• [WHAT TO PRODUCE]
How many lines of the data hold the word "email"? State the number and nothing else.

• [Items listed in a dataset]
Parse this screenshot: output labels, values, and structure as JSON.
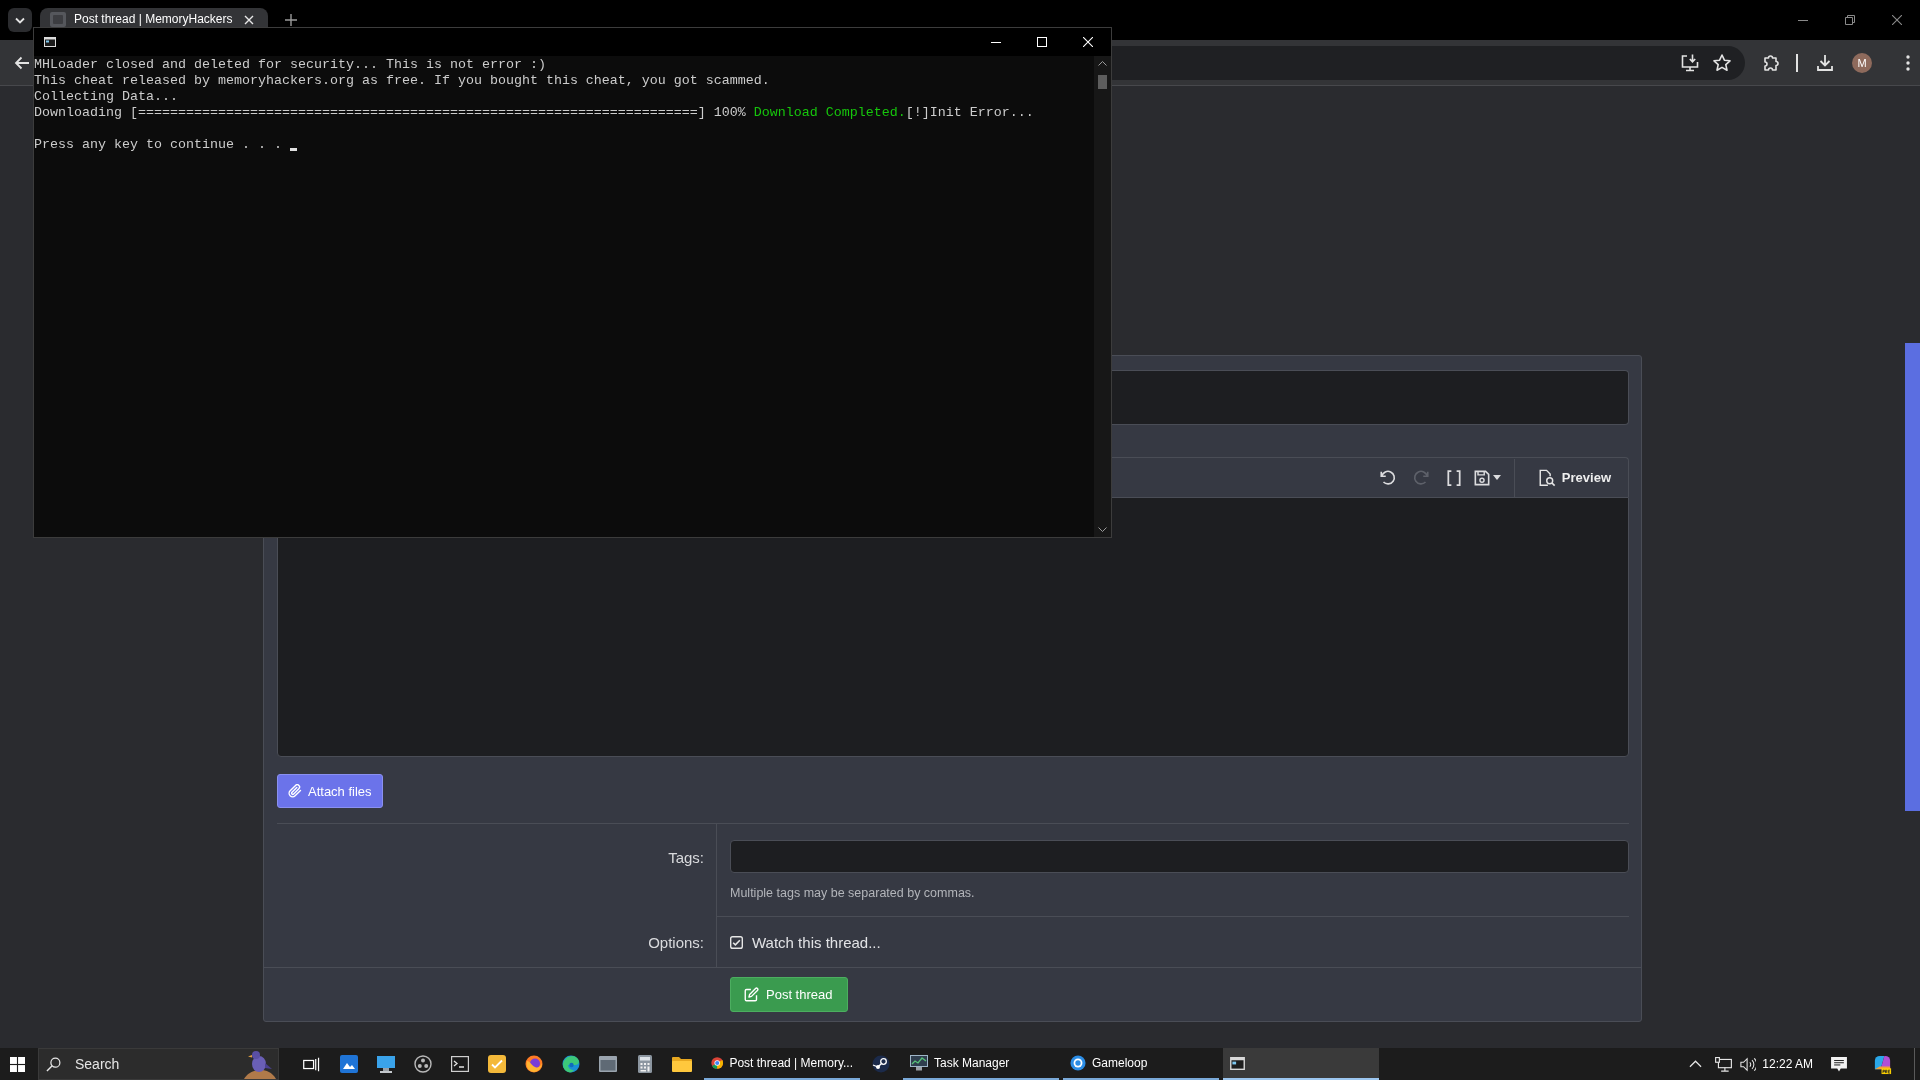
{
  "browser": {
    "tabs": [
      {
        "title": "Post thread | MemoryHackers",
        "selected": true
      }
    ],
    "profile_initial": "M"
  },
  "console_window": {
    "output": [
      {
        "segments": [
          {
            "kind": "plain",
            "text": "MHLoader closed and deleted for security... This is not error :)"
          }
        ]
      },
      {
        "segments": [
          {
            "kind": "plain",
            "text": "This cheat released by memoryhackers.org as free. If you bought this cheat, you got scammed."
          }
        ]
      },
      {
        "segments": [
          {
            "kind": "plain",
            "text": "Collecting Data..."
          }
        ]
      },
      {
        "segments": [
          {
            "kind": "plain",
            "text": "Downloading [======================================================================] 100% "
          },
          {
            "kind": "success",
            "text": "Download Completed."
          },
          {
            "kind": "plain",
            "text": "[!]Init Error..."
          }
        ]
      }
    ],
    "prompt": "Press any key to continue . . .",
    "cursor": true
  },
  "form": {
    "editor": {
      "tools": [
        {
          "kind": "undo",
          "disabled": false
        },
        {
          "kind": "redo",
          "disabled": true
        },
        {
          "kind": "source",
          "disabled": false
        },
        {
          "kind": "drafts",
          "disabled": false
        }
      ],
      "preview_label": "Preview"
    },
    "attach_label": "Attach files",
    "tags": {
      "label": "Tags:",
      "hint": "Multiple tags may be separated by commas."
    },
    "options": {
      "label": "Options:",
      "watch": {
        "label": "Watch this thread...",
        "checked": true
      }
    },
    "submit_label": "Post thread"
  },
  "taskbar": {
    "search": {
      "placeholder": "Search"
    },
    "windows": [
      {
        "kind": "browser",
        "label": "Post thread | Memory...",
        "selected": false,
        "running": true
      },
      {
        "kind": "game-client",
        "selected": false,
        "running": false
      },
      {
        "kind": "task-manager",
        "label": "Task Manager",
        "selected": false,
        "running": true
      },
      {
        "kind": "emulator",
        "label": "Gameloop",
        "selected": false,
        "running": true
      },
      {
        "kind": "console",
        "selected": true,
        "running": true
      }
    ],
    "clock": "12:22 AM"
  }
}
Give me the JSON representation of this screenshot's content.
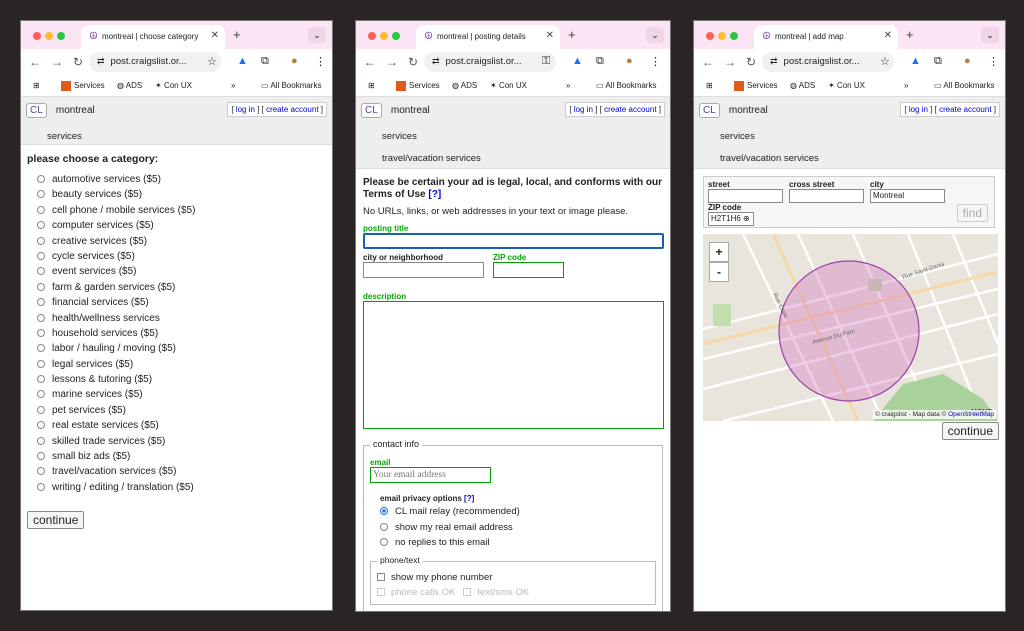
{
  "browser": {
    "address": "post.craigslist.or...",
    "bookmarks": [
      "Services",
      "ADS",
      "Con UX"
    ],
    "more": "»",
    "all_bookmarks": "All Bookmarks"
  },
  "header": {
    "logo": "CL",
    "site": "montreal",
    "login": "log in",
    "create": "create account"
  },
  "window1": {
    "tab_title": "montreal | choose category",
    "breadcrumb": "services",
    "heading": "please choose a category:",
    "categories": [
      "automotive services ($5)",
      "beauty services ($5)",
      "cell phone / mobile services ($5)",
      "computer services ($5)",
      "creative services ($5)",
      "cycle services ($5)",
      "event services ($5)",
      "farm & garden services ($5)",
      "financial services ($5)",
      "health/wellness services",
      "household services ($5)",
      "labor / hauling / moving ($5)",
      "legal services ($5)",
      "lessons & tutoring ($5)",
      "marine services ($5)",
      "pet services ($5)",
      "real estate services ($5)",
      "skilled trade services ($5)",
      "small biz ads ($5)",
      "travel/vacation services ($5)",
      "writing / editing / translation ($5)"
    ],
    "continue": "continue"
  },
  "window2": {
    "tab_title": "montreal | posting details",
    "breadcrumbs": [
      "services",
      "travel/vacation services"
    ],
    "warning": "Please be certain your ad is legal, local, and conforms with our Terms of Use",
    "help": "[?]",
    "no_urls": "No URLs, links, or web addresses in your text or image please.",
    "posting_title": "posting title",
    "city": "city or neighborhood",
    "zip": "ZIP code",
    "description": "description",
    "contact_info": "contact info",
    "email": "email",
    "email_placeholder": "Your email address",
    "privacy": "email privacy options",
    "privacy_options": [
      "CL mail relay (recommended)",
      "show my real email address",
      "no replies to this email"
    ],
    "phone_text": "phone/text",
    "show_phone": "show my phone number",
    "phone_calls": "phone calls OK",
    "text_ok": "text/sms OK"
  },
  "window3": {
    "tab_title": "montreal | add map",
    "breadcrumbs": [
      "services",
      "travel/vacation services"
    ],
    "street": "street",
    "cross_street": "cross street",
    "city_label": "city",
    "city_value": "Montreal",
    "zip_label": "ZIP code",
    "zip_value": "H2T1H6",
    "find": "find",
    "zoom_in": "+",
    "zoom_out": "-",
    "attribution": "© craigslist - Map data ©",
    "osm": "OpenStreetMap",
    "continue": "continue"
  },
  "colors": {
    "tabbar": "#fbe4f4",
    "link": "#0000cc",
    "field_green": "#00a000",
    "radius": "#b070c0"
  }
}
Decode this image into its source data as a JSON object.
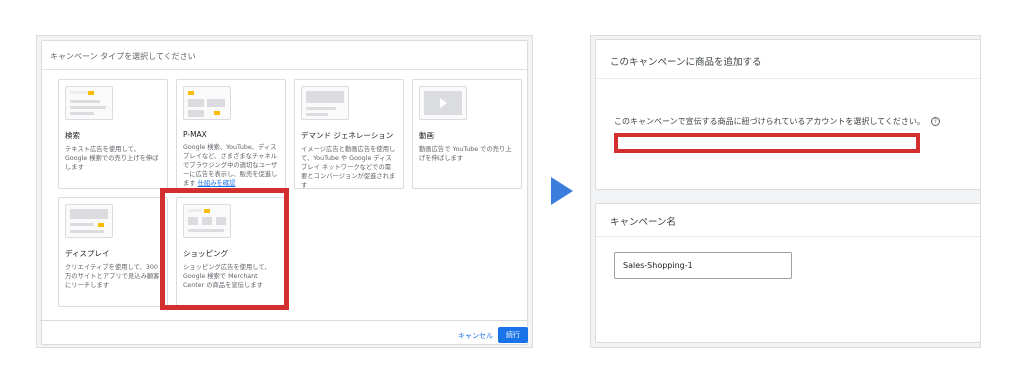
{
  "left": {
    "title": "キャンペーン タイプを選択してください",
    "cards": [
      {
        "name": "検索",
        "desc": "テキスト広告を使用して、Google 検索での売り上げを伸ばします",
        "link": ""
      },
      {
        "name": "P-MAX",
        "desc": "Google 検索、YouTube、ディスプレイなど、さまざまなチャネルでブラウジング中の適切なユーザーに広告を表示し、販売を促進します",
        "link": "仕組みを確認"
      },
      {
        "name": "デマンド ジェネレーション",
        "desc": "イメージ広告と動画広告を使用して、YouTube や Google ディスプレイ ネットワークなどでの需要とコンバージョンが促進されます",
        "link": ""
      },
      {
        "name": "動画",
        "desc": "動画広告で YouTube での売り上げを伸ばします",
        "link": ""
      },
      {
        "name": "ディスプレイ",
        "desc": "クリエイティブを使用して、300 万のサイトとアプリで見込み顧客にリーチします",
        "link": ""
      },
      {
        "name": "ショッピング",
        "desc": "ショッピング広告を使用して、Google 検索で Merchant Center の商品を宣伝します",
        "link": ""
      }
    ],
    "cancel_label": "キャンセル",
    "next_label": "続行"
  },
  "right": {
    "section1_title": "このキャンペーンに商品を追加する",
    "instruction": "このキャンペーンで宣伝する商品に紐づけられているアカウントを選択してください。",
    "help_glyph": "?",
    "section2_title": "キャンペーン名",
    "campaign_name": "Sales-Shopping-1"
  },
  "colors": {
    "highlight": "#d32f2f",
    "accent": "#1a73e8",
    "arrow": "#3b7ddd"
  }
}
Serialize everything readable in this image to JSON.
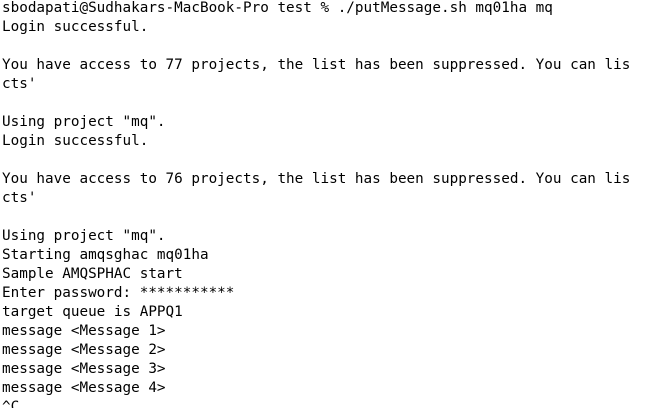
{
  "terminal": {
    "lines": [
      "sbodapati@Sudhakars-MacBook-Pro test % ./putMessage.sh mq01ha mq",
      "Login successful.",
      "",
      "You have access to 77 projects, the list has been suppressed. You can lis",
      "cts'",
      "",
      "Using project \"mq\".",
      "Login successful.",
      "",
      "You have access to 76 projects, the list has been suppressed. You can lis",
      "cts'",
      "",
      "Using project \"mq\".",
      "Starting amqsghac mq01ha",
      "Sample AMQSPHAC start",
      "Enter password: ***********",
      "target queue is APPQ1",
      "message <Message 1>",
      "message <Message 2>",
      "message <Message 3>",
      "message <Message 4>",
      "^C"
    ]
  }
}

• [RESPONSE BOX]
5